“But a cease-fire is not the first stage. We are building a new house now from the foundations. That is the first task,” he said.
Dahlan is expected to hold a key position of power in the post-Arafat Palestinian power structure, though it is not known if he will enter the Cabinet.
Still it's interesting apparently that Dahlan is considered close to America as this article about the killing of 3 Americans in Gaza tells us:
Ranking Palestinian Authority officials know the solution to the mystery, but lack clear proof. What's more, they are afraid of talking about it in public. Almost certainly, the solution is that the explosive charge was indeed intended to cause American casualties, but the people behind the attack intended to devalue the status of the man considered to be closest to the Americans in the Gaza Strip. This is Mohammed Dahlan, once described as the most powerful strongman in Gaza. The Preventive Security Service, which Dahlan created and also led, received widespread assistance from the United States. Dahlan has maintained contact with American government agencies and authorities, and any disruption of the relationship between the U.S. and the Palestinian Authority harms him.
Dahlan appealed to Israel to allow the Palestinians to hold elections within 60 days, as set out in Palestinian law. “The next president cannot receive legitimacy from Israel or America,” he said, “but only from our street, from the refugee camps” and population centres.I'm curious to what degree Dahlan still gets support from the US. Or is it just perception now?
Dahlan said he was confident the campaign for president could proceed without violence, and played down Sunday's shooting at a mourning tent for Arafat, moments after Abbas arrived. Abbas was whisked to safety, but two security agents were killed and five people wounded.

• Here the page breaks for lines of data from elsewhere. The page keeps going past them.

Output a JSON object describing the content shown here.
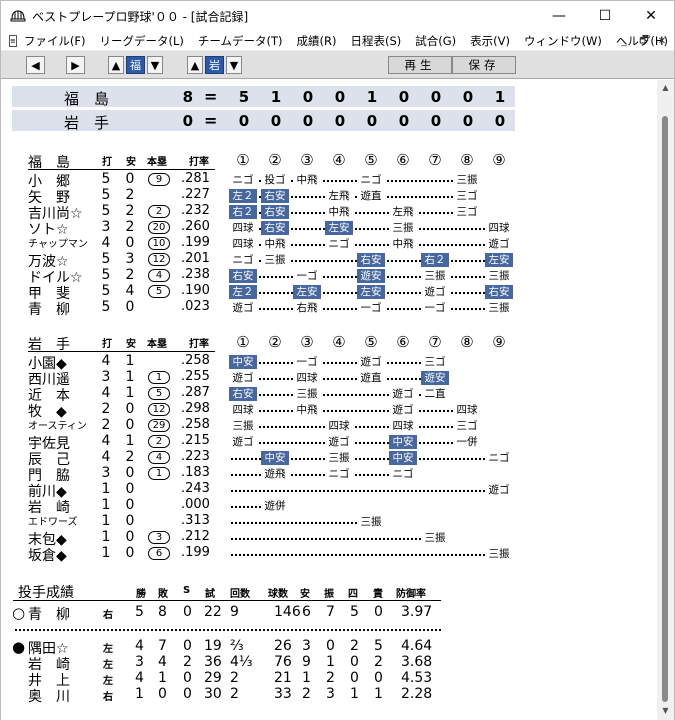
{
  "window": {
    "title": "ベストプレープロ野球'００ - [試合記録]",
    "minimize": "—",
    "maximize": "☐",
    "close": "✕"
  },
  "menu": [
    "ファイル(F)",
    "リーグデータ(L)",
    "チームデータ(T)",
    "成績(R)",
    "日程表(S)",
    "試合(G)",
    "表示(V)",
    "ウィンドウ(W)",
    "ヘルプ(H)"
  ],
  "mdi_controls": [
    "_",
    "🗗",
    "✕"
  ],
  "toolbar": {
    "prev": "◀",
    "next": "▶",
    "team1_up": "▲",
    "team1": "福",
    "team1_down": "▼",
    "team2_up": "▲",
    "team2": "岩",
    "team2_down": "▼",
    "play": "再生",
    "save": "保存"
  },
  "scoreboard": {
    "rows": [
      {
        "team": "福　島",
        "runs": "8",
        "eq": "=",
        "innings": [
          "5",
          "1",
          "0",
          "0",
          "1",
          "0",
          "0",
          "0",
          "1"
        ]
      },
      {
        "team": "岩　手",
        "runs": "0",
        "eq": "=",
        "innings": [
          "0",
          "0",
          "0",
          "0",
          "0",
          "0",
          "0",
          "0",
          "0"
        ]
      }
    ]
  },
  "batting_headers": {
    "ab": "打",
    "h": "安",
    "hr": "本塁",
    "avg": "打率",
    "innings": [
      "①",
      "②",
      "③",
      "④",
      "⑤",
      "⑥",
      "⑦",
      "⑧",
      "⑨"
    ]
  },
  "teams": [
    {
      "name": "福　島",
      "players": [
        {
          "name": "小　郷",
          "ab": "5",
          "h": "0",
          "hr": "9",
          "avg": ".281",
          "res": [
            [
              "ニゴ",
              0
            ],
            [
              "投ゴ",
              0
            ],
            [
              "中飛",
              0
            ],
            [
              "",
              0
            ],
            [
              "ニゴ",
              0
            ],
            [
              "",
              0
            ],
            [
              "",
              0
            ],
            [
              "三振",
              0
            ],
            [
              "",
              0
            ]
          ]
        },
        {
          "name": "矢　野",
          "ab": "5",
          "h": "2",
          "hr": "",
          "avg": ".227",
          "res": [
            [
              "左２",
              1
            ],
            [
              "右安",
              1
            ],
            [
              "",
              0
            ],
            [
              "左飛",
              0
            ],
            [
              "遊直",
              0
            ],
            [
              "",
              0
            ],
            [
              "",
              0
            ],
            [
              "三ゴ",
              0
            ],
            [
              "",
              0
            ]
          ]
        },
        {
          "name": "吉川尚☆",
          "ab": "5",
          "h": "2",
          "hr": "2",
          "avg": ".232",
          "res": [
            [
              "右２",
              1
            ],
            [
              "右安",
              1
            ],
            [
              "",
              0
            ],
            [
              "中飛",
              0
            ],
            [
              "",
              0
            ],
            [
              "左飛",
              0
            ],
            [
              "",
              0
            ],
            [
              "三ゴ",
              0
            ],
            [
              "",
              0
            ]
          ]
        },
        {
          "name": "ソト☆",
          "ab": "3",
          "h": "2",
          "hr": "20",
          "avg": ".260",
          "res": [
            [
              "四球",
              0
            ],
            [
              "右安",
              1
            ],
            [
              "",
              0
            ],
            [
              "左安",
              1
            ],
            [
              "",
              0
            ],
            [
              "三振",
              0
            ],
            [
              "",
              0
            ],
            [
              "",
              0
            ],
            [
              "四球",
              0
            ]
          ]
        },
        {
          "name": "チャップマン",
          "ab": "4",
          "h": "0",
          "hr": "10",
          "avg": ".199",
          "res": [
            [
              "四球",
              0
            ],
            [
              "中飛",
              0
            ],
            [
              "",
              0
            ],
            [
              "ニゴ",
              0
            ],
            [
              "",
              0
            ],
            [
              "中飛",
              0
            ],
            [
              "",
              0
            ],
            [
              "",
              0
            ],
            [
              "遊ゴ",
              0
            ]
          ]
        },
        {
          "name": "万波☆",
          "ab": "5",
          "h": "3",
          "hr": "12",
          "avg": ".201",
          "res": [
            [
              "ニゴ",
              0
            ],
            [
              "三振",
              0
            ],
            [
              "",
              0
            ],
            [
              "",
              0
            ],
            [
              "右安",
              1
            ],
            [
              "",
              0
            ],
            [
              "右２",
              1
            ],
            [
              "",
              0
            ],
            [
              "左安",
              1
            ]
          ]
        },
        {
          "name": "ドイル☆",
          "ab": "5",
          "h": "2",
          "hr": "4",
          "avg": ".238",
          "res": [
            [
              "右安",
              1
            ],
            [
              "",
              0
            ],
            [
              "一ゴ",
              0
            ],
            [
              "",
              0
            ],
            [
              "遊安",
              1
            ],
            [
              "",
              0
            ],
            [
              "三振",
              0
            ],
            [
              "",
              0
            ],
            [
              "三振",
              0
            ]
          ]
        },
        {
          "name": "甲　斐",
          "ab": "5",
          "h": "4",
          "hr": "5",
          "avg": ".190",
          "res": [
            [
              "左２",
              1
            ],
            [
              "",
              0
            ],
            [
              "左安",
              1
            ],
            [
              "",
              0
            ],
            [
              "左安",
              1
            ],
            [
              "",
              0
            ],
            [
              "遊ゴ",
              0
            ],
            [
              "",
              0
            ],
            [
              "右安",
              1
            ]
          ]
        },
        {
          "name": "青　柳",
          "ab": "5",
          "h": "0",
          "hr": "",
          "avg": ".023",
          "res": [
            [
              "遊ゴ",
              0
            ],
            [
              "",
              0
            ],
            [
              "右飛",
              0
            ],
            [
              "",
              0
            ],
            [
              "一ゴ",
              0
            ],
            [
              "",
              0
            ],
            [
              "一ゴ",
              0
            ],
            [
              "",
              0
            ],
            [
              "三振",
              0
            ]
          ]
        }
      ]
    },
    {
      "name": "岩　手",
      "players": [
        {
          "name": "小園◆",
          "ab": "4",
          "h": "1",
          "hr": "",
          "avg": ".258",
          "res": [
            [
              "中安",
              1
            ],
            [
              "",
              0
            ],
            [
              "一ゴ",
              0
            ],
            [
              "",
              0
            ],
            [
              "遊ゴ",
              0
            ],
            [
              "",
              0
            ],
            [
              "三ゴ",
              0
            ],
            [
              "",
              0
            ],
            [
              "",
              0
            ]
          ]
        },
        {
          "name": "西川遥",
          "ab": "3",
          "h": "1",
          "hr": "1",
          "avg": ".255",
          "res": [
            [
              "遊ゴ",
              0
            ],
            [
              "",
              0
            ],
            [
              "四球",
              0
            ],
            [
              "",
              0
            ],
            [
              "遊直",
              0
            ],
            [
              "",
              0
            ],
            [
              "遊安",
              1
            ],
            [
              "",
              0
            ],
            [
              "",
              0
            ]
          ]
        },
        {
          "name": "近　本",
          "ab": "4",
          "h": "1",
          "hr": "5",
          "avg": ".287",
          "res": [
            [
              "右安",
              1
            ],
            [
              "",
              0
            ],
            [
              "三振",
              0
            ],
            [
              "",
              0
            ],
            [
              "",
              0
            ],
            [
              "遊ゴ",
              0
            ],
            [
              "二直",
              0
            ],
            [
              "",
              0
            ],
            [
              "",
              0
            ]
          ]
        },
        {
          "name": "牧　◆",
          "ab": "2",
          "h": "0",
          "hr": "12",
          "avg": ".298",
          "res": [
            [
              "四球",
              0
            ],
            [
              "",
              0
            ],
            [
              "中飛",
              0
            ],
            [
              "",
              0
            ],
            [
              "",
              0
            ],
            [
              "遊ゴ",
              0
            ],
            [
              "",
              0
            ],
            [
              "四球",
              0
            ],
            [
              "",
              0
            ]
          ]
        },
        {
          "name": "オースティン",
          "ab": "2",
          "h": "0",
          "hr": "29",
          "avg": ".258",
          "res": [
            [
              "三振",
              0
            ],
            [
              "",
              0
            ],
            [
              "",
              0
            ],
            [
              "四球",
              0
            ],
            [
              "",
              0
            ],
            [
              "四球",
              0
            ],
            [
              "",
              0
            ],
            [
              "三ゴ",
              0
            ],
            [
              "",
              0
            ]
          ]
        },
        {
          "name": "宇佐見",
          "ab": "4",
          "h": "1",
          "hr": "2",
          "avg": ".215",
          "res": [
            [
              "遊ゴ",
              0
            ],
            [
              "",
              0
            ],
            [
              "",
              0
            ],
            [
              "遊ゴ",
              0
            ],
            [
              "",
              0
            ],
            [
              "中安",
              1
            ],
            [
              "",
              0
            ],
            [
              "一併",
              0
            ],
            [
              "",
              0
            ]
          ]
        },
        {
          "name": "辰　己",
          "ab": "4",
          "h": "2",
          "hr": "4",
          "avg": ".223",
          "res": [
            [
              "",
              0
            ],
            [
              "中安",
              1
            ],
            [
              "",
              0
            ],
            [
              "三振",
              0
            ],
            [
              "",
              0
            ],
            [
              "中安",
              1
            ],
            [
              "",
              0
            ],
            [
              "",
              0
            ],
            [
              "ニゴ",
              0
            ]
          ]
        },
        {
          "name": "門　脇",
          "ab": "3",
          "h": "0",
          "hr": "1",
          "avg": ".183",
          "res": [
            [
              "",
              0
            ],
            [
              "遊飛",
              0
            ],
            [
              "",
              0
            ],
            [
              "ニゴ",
              0
            ],
            [
              "",
              0
            ],
            [
              "ニゴ",
              0
            ],
            [
              "",
              0
            ],
            [
              "",
              0
            ],
            [
              "",
              0
            ]
          ]
        },
        {
          "name": "前川◆",
          "ab": "1",
          "h": "0",
          "hr": "",
          "avg": ".243",
          "res": [
            [
              "",
              0
            ],
            [
              "",
              0
            ],
            [
              "",
              0
            ],
            [
              "",
              0
            ],
            [
              "",
              0
            ],
            [
              "",
              0
            ],
            [
              "",
              0
            ],
            [
              "",
              0
            ],
            [
              "遊ゴ",
              0
            ]
          ]
        },
        {
          "name": "岩　崎",
          "ab": "1",
          "h": "0",
          "hr": "",
          "avg": ".000",
          "res": [
            [
              "",
              0
            ],
            [
              "遊併",
              0
            ],
            [
              "",
              0
            ],
            [
              "",
              0
            ],
            [
              "",
              0
            ],
            [
              "",
              0
            ],
            [
              "",
              0
            ],
            [
              "",
              0
            ],
            [
              "",
              0
            ]
          ]
        },
        {
          "name": "エドワーズ",
          "ab": "1",
          "h": "0",
          "hr": "",
          "avg": ".313",
          "res": [
            [
              "",
              0
            ],
            [
              "",
              0
            ],
            [
              "",
              0
            ],
            [
              "",
              0
            ],
            [
              "三振",
              0
            ],
            [
              "",
              0
            ],
            [
              "",
              0
            ],
            [
              "",
              0
            ],
            [
              "",
              0
            ]
          ]
        },
        {
          "name": "末包◆",
          "ab": "1",
          "h": "0",
          "hr": "3",
          "avg": ".212",
          "res": [
            [
              "",
              0
            ],
            [
              "",
              0
            ],
            [
              "",
              0
            ],
            [
              "",
              0
            ],
            [
              "",
              0
            ],
            [
              "",
              0
            ],
            [
              "三振",
              0
            ],
            [
              "",
              0
            ],
            [
              "",
              0
            ]
          ]
        },
        {
          "name": "坂倉◆",
          "ab": "1",
          "h": "0",
          "hr": "6",
          "avg": ".199",
          "res": [
            [
              "",
              0
            ],
            [
              "",
              0
            ],
            [
              "",
              0
            ],
            [
              "",
              0
            ],
            [
              "",
              0
            ],
            [
              "",
              0
            ],
            [
              "",
              0
            ],
            [
              "",
              0
            ],
            [
              "三振",
              0
            ]
          ]
        }
      ]
    }
  ],
  "pitching": {
    "title": "投手成績",
    "headers": [
      "勝",
      "敗",
      "S",
      "試",
      "回数",
      "球数",
      "安",
      "振",
      "四",
      "責",
      "防御率"
    ],
    "winner": {
      "mark": "○",
      "name": "青　柳",
      "hand": "右",
      "w": "5",
      "l": "8",
      "s": "0",
      "g": "22",
      "ip": "9",
      "pitches": "146",
      "h": "6",
      "k": "7",
      "bb": "5",
      "er": "0",
      "era": "3.97"
    },
    "losers": [
      {
        "mark": "●",
        "name": "隅田☆",
        "hand": "左",
        "w": "4",
        "l": "7",
        "s": "0",
        "g": "19",
        "ip": "⅔",
        "pitches": "26",
        "h": "3",
        "k": "0",
        "bb": "2",
        "er": "5",
        "era": "4.64"
      },
      {
        "mark": "",
        "name": "岩　崎",
        "hand": "左",
        "w": "3",
        "l": "4",
        "s": "2",
        "g": "36",
        "ip": "4⅓",
        "pitches": "76",
        "h": "9",
        "k": "1",
        "bb": "0",
        "er": "2",
        "era": "3.68"
      },
      {
        "mark": "",
        "name": "井　上",
        "hand": "左",
        "w": "4",
        "l": "1",
        "s": "0",
        "g": "29",
        "ip": "2",
        "pitches": "21",
        "h": "1",
        "k": "2",
        "bb": "0",
        "er": "0",
        "era": "4.53"
      },
      {
        "mark": "",
        "name": "奥　川",
        "hand": "右",
        "w": "1",
        "l": "0",
        "s": "0",
        "g": "30",
        "ip": "2",
        "pitches": "33",
        "h": "2",
        "k": "3",
        "bb": "1",
        "er": "1",
        "era": "2.28"
      }
    ]
  },
  "colors": {
    "hit": "#46679f",
    "scoreboard_bg": "#dce1ec",
    "selected": "#2c5aa8"
  }
}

Dahlan said the names of the gunmen were known to police, but refused to elaborate. "Measures will be taken against them," he said.